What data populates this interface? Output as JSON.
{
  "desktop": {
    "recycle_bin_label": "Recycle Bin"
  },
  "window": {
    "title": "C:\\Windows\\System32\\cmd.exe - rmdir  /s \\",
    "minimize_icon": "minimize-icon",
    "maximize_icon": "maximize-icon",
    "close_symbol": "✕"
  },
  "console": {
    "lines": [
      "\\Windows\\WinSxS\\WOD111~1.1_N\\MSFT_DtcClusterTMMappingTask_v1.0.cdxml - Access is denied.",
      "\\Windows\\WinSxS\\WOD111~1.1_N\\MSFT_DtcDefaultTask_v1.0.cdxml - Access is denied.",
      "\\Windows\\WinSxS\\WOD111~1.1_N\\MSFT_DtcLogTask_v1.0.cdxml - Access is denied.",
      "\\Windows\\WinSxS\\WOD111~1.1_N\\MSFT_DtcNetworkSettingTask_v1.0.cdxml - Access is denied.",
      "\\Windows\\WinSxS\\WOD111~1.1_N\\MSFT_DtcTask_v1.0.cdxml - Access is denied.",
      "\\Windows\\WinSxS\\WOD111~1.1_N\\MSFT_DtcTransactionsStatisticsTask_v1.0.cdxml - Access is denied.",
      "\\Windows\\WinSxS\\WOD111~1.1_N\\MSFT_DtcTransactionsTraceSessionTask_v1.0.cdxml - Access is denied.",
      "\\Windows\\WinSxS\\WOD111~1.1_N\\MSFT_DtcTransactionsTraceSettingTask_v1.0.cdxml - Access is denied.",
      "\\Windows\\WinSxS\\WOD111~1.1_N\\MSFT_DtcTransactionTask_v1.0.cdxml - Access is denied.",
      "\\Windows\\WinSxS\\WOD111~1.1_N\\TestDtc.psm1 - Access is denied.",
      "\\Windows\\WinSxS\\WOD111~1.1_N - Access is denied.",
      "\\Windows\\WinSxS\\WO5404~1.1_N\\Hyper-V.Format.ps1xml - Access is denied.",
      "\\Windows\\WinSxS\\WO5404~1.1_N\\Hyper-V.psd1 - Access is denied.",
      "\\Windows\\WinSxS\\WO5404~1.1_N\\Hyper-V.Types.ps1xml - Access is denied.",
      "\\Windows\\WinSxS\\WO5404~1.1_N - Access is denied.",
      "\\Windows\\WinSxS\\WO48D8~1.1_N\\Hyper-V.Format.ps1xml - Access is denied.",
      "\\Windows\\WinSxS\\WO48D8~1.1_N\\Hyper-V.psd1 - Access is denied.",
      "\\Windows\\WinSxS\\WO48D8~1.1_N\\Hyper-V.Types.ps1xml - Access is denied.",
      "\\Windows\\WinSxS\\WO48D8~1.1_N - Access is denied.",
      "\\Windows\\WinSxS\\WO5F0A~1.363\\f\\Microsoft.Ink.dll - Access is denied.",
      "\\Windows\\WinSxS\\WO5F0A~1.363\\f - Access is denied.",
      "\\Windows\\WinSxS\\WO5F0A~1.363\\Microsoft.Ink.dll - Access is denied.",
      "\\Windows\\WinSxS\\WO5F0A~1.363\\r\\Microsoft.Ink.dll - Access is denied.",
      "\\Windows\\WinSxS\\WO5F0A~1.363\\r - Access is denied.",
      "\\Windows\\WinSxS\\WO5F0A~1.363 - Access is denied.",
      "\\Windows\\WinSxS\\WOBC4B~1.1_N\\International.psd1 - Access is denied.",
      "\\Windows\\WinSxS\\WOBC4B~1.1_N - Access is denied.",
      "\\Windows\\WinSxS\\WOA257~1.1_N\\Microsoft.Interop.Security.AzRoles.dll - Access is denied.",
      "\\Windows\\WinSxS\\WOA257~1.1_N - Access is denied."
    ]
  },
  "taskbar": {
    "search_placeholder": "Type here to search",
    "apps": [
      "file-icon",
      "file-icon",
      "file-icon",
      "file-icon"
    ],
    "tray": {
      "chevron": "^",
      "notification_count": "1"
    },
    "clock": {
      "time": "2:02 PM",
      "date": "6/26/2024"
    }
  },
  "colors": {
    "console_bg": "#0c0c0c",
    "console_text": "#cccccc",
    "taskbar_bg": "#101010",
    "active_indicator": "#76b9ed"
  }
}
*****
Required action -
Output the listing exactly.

Result of the exercise -
What data populates this interface? Output as JSON.
{
  "desktop": {
    "recycle_bin_label": "Recycle Bin"
  },
  "window": {
    "title": "C:\\Windows\\System32\\cmd.exe - rmdir  /s \\",
    "minimize_icon": "minimize-icon",
    "maximize_icon": "maximize-icon",
    "close_symbol": "✕"
  },
  "console": {
    "lines": [
      "\\Windows\\WinSxS\\WOD111~1.1_N\\MSFT_DtcClusterTMMappingTask_v1.0.cdxml - Access is denied.",
      "\\Windows\\WinSxS\\WOD111~1.1_N\\MSFT_DtcDefaultTask_v1.0.cdxml - Access is denied.",
      "\\Windows\\WinSxS\\WOD111~1.1_N\\MSFT_DtcLogTask_v1.0.cdxml - Access is denied.",
      "\\Windows\\WinSxS\\WOD111~1.1_N\\MSFT_DtcNetworkSettingTask_v1.0.cdxml - Access is denied.",
      "\\Windows\\WinSxS\\WOD111~1.1_N\\MSFT_DtcTask_v1.0.cdxml - Access is denied.",
      "\\Windows\\WinSxS\\WOD111~1.1_N\\MSFT_DtcTransactionsStatisticsTask_v1.0.cdxml - Access is denied.",
      "\\Windows\\WinSxS\\WOD111~1.1_N\\MSFT_DtcTransactionsTraceSessionTask_v1.0.cdxml - Access is denied.",
      "\\Windows\\WinSxS\\WOD111~1.1_N\\MSFT_DtcTransactionsTraceSettingTask_v1.0.cdxml - Access is denied.",
      "\\Windows\\WinSxS\\WOD111~1.1_N\\MSFT_DtcTransactionTask_v1.0.cdxml - Access is denied.",
      "\\Windows\\WinSxS\\WOD111~1.1_N\\TestDtc.psm1 - Access is denied.",
      "\\Windows\\WinSxS\\WOD111~1.1_N - Access is denied.",
      "\\Windows\\WinSxS\\WO5404~1.1_N\\Hyper-V.Format.ps1xml - Access is denied.",
      "\\Windows\\WinSxS\\WO5404~1.1_N\\Hyper-V.psd1 - Access is denied.",
      "\\Windows\\WinSxS\\WO5404~1.1_N\\Hyper-V.Types.ps1xml - Access is denied.",
      "\\Windows\\WinSxS\\WO5404~1.1_N - Access is denied.",
      "\\Windows\\WinSxS\\WO48D8~1.1_N\\Hyper-V.Format.ps1xml - Access is denied.",
      "\\Windows\\WinSxS\\WO48D8~1.1_N\\Hyper-V.psd1 - Access is denied.",
      "\\Windows\\WinSxS\\WO48D8~1.1_N\\Hyper-V.Types.ps1xml - Access is denied.",
      "\\Windows\\WinSxS\\WO48D8~1.1_N - Access is denied.",
      "\\Windows\\WinSxS\\WO5F0A~1.363\\f\\Microsoft.Ink.dll - Access is denied.",
      "\\Windows\\WinSxS\\WO5F0A~1.363\\f - Access is denied.",
      "\\Windows\\WinSxS\\WO5F0A~1.363\\Microsoft.Ink.dll - Access is denied.",
      "\\Windows\\WinSxS\\WO5F0A~1.363\\r\\Microsoft.Ink.dll - Access is denied.",
      "\\Windows\\WinSxS\\WO5F0A~1.363\\r - Access is denied.",
      "\\Windows\\WinSxS\\WO5F0A~1.363 - Access is denied.",
      "\\Windows\\WinSxS\\WOBC4B~1.1_N\\International.psd1 - Access is denied.",
      "\\Windows\\WinSxS\\WOBC4B~1.1_N - Access is denied.",
      "\\Windows\\WinSxS\\WOA257~1.1_N\\Microsoft.Interop.Security.AzRoles.dll - Access is denied.",
      "\\Windows\\WinSxS\\WOA257~1.1_N - Access is denied."
    ]
  },
  "taskbar": {
    "search_placeholder": "Type here to search",
    "apps": [
      "file-icon",
      "file-icon",
      "file-icon",
      "file-icon"
    ],
    "tray": {
      "chevron": "^",
      "notification_count": "1"
    },
    "clock": {
      "time": "2:02 PM",
      "date": "6/26/2024"
    }
  },
  "colors": {
    "console_bg": "#0c0c0c",
    "console_text": "#cccccc",
    "taskbar_bg": "#101010",
    "active_indicator": "#76b9ed"
  }
}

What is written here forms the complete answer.